“We cannot continue to plan infrastructure in reverse,” said Galvano, R-Bradenton, meeting with reporters at the Capitol. “We have to get ahead of it.” Galvano’s last legislative session championed calls by a powerful coalition of road-building organizations for the toll roads over opposition from environmentalists and planning groups. At public hearings since then, opponents have been decrying the 330 miles of new roads planned as a threat to the state’s shrinking green space.
A U.S. Fish and Wildlife Commission official also was recently reported having sent an email to a supervisor warning that one of the proposed roads — a parkway from Polk County to Naples — could wipe out the state’s shrinking population of Florida panthers.
Galvano called such concerns “completely overstated.”
“We have to be cognizant to the environmental impacts,” Galvano said. “And, no, we are not going to destroy the environment for the sake of particular infrastructure.”
Other roads planned extend the Suncoast Parkway 150 miles to the Georgia border and add 30 miles to Florida’s Turnpike near Wildwood so it connects with the new tract of Suncoast. Supporters say Florida’s growth rate is demanding new roads.
The Florida Department of Transportation in January is expected to unveil tentative routes for the highways, which now are described only as broad corridors. Galvano said it is likely that new legislation will advance in the Senate aimed at supporting goals of improving water, sewer and broadband access in the paths of the roads.
Galvano said the legislation will address policy matters and be backed by state money.
In other matters, Galvano touched on some of the emerging differences between the state’s ruling Republicans heading into the session.
He said the Senate will likely revise Gov. Ron De-Santis’ $900 million teacher pay and bonus plan. Galvano acknowledged the governor’s push to bring minimum teacher salaries to $47,500 — second highest in the nation for base pay — could create problems in counties where veteran educators may be left behind.
“When you put it as a one-size-fits-all, then you can create some practical problems as well as some inequities,” Galvano said.
Galvano also said the Senate was considering an approach similar to that backed by the state’s largest teachers union, the Florida Education Association, which would give local school districts more authority over how the pay raises are distributed.
House Speaker Jose Oliva, R-Miami, has raised questions about the pay package. And he has drawn a sharp contrast with the governor and the Senate over the future of Visit Florida, the state’s tourist marketing agency.
Oliva supports the state’s current plans to abolish Visit Florida on June 30 – calling it unnecessary spending. But DeSantis in his state budget proposal steers $50 million to the agency and wants to see it continue.

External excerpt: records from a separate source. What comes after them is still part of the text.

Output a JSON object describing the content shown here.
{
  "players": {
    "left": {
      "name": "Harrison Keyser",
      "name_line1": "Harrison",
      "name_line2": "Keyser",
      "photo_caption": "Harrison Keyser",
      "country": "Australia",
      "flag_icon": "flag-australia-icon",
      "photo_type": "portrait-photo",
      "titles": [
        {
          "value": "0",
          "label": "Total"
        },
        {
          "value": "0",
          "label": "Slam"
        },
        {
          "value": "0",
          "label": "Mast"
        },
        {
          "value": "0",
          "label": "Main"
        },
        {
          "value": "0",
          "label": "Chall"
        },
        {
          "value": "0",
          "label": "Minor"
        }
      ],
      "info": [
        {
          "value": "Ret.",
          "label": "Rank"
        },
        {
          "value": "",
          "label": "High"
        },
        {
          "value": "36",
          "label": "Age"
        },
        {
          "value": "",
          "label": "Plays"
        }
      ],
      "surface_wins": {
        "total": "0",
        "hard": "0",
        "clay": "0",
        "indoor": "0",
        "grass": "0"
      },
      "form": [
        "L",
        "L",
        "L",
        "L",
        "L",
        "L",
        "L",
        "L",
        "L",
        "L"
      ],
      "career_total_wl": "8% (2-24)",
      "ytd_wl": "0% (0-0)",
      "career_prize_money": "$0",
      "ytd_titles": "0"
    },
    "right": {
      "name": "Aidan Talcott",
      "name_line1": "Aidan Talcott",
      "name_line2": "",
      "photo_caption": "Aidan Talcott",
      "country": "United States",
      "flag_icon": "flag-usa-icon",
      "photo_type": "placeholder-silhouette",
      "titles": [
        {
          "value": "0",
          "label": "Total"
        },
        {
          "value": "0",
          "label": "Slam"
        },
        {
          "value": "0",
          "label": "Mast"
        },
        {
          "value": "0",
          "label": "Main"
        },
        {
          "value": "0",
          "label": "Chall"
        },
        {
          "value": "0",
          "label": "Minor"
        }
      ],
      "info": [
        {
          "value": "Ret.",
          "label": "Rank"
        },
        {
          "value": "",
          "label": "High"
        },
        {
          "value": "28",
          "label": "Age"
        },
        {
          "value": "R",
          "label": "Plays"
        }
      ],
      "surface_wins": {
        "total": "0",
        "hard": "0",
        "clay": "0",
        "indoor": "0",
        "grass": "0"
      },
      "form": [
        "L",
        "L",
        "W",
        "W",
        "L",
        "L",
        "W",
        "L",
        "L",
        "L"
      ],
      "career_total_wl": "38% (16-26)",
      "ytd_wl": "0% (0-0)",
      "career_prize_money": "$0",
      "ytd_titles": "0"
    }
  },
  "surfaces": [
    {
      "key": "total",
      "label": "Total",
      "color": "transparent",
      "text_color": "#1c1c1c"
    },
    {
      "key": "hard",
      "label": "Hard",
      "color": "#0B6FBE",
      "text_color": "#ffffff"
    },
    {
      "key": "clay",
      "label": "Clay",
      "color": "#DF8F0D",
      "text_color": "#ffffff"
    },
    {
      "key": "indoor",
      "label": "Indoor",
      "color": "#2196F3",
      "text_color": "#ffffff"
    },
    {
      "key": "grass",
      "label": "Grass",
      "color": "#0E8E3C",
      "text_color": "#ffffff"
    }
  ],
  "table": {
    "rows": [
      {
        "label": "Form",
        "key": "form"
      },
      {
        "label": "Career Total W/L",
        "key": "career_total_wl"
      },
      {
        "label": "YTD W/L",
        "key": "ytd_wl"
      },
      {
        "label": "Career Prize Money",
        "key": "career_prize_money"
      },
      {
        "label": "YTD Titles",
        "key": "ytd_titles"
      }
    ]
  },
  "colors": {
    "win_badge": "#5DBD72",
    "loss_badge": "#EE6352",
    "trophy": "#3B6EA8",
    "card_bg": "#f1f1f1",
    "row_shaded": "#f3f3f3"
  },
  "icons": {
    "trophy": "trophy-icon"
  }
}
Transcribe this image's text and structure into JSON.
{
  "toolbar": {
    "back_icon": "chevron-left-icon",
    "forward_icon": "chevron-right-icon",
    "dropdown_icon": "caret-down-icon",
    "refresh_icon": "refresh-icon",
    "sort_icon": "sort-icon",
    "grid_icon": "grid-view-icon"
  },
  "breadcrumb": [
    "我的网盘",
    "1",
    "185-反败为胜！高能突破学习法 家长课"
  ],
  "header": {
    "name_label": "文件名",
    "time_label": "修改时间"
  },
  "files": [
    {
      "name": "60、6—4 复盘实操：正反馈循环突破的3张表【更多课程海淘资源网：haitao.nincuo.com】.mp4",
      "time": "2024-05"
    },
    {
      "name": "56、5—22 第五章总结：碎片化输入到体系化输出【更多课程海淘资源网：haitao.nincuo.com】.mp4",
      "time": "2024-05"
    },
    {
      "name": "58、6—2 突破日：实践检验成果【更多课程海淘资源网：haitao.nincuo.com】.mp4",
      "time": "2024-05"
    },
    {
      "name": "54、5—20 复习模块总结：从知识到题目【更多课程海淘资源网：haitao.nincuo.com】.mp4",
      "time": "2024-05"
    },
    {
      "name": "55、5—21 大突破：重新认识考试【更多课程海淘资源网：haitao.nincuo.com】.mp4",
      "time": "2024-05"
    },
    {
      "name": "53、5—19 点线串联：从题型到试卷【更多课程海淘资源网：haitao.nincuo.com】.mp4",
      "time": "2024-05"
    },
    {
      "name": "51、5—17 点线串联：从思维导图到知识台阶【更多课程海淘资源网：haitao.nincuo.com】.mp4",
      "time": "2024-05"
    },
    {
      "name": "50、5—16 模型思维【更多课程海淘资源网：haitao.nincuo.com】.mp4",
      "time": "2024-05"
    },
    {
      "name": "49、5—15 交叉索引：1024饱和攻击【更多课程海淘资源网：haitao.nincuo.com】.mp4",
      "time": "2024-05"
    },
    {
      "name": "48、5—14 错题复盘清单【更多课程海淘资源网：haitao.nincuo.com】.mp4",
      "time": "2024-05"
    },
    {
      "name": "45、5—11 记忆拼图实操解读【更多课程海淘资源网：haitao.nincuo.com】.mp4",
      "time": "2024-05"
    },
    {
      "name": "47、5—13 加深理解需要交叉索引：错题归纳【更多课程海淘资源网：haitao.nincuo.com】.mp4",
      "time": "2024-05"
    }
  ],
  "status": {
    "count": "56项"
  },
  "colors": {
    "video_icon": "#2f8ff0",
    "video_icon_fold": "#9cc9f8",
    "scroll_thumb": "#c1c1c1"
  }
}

So does Galvano.
“There is a role that we see for Visit Florida,” Galvano said.
“I have seen how it has become more efficient and focused … we’ll work through it.”